*** Opening of Records supplied ***

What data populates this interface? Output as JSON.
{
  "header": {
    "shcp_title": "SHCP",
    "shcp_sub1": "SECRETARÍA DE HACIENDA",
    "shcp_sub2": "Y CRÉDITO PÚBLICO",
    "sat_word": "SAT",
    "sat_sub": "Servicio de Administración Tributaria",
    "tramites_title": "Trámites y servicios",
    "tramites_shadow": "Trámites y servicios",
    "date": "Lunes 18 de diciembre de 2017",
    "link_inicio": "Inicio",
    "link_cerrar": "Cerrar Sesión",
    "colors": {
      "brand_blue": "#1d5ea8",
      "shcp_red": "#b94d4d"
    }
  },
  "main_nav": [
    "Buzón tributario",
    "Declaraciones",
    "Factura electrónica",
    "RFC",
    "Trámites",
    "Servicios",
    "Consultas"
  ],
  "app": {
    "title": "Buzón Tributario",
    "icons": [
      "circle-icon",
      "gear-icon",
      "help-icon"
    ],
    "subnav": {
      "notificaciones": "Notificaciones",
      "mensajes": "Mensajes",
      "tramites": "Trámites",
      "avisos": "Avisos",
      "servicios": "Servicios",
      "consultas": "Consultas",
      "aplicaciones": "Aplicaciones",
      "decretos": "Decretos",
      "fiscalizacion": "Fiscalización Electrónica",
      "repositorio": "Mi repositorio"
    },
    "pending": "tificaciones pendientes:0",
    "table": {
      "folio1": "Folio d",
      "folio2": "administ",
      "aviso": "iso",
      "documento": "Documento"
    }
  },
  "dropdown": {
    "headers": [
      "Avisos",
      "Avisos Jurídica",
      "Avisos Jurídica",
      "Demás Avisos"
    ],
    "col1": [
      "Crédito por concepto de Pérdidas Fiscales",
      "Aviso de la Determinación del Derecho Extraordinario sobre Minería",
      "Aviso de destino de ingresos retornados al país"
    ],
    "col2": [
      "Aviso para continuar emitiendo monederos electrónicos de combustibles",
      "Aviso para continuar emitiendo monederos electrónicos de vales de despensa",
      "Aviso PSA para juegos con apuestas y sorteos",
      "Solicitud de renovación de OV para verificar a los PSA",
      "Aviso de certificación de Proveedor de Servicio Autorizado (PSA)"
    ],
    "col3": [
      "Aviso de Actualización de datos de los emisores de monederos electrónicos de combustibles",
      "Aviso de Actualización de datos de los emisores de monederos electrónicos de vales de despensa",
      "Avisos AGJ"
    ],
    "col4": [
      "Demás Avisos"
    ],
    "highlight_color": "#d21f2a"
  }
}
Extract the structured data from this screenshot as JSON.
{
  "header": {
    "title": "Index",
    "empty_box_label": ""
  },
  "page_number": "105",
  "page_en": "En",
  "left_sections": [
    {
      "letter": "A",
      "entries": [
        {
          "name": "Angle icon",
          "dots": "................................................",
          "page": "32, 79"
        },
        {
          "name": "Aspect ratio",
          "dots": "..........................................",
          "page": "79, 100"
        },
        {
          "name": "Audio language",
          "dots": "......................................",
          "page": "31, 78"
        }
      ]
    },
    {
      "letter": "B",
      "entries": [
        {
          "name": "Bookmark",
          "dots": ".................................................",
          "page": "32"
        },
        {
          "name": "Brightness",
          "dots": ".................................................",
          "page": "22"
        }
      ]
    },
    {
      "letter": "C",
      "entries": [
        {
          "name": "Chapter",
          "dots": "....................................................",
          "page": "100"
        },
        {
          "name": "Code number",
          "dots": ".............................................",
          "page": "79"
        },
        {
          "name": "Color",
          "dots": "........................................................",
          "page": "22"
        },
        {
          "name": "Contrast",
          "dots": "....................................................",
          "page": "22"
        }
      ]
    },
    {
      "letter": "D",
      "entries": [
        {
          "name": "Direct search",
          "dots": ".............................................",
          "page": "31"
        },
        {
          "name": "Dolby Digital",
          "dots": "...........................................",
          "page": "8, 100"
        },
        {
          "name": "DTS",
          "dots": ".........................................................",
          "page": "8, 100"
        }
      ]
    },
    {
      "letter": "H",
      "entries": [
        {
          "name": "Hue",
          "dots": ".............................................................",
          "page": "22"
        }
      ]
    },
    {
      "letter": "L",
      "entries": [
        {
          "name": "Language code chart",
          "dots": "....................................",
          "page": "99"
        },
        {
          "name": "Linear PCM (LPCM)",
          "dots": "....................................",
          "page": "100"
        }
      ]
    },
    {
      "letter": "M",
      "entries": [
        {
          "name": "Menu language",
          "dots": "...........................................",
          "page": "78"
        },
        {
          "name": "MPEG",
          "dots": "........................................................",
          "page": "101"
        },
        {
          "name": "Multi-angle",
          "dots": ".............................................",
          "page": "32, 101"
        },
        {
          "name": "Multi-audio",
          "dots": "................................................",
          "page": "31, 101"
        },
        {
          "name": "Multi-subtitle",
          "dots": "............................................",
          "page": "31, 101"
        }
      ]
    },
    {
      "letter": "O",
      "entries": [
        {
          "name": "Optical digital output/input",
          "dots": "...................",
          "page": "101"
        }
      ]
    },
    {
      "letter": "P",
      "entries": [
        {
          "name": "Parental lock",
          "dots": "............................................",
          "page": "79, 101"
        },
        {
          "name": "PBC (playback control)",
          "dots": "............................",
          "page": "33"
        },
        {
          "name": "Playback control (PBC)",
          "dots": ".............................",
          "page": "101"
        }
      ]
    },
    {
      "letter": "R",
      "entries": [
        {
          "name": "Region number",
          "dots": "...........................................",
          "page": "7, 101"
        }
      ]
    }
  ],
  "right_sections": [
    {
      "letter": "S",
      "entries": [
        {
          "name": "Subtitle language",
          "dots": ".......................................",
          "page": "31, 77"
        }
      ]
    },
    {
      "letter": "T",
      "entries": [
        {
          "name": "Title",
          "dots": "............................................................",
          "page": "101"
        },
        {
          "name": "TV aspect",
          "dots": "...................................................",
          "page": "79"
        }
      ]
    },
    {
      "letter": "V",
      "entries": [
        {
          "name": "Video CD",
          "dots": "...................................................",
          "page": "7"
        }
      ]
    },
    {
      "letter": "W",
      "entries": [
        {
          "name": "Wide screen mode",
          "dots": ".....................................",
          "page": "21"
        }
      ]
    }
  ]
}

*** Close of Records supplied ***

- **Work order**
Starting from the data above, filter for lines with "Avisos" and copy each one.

- **Response**
      "avisos": "Avisos",
      "Avisos",
      "Avisos Jurídica",
      "Avisos Jurídica",
      "Demás Avisos"
      "Avisos AGJ"
      "Demás Avisos"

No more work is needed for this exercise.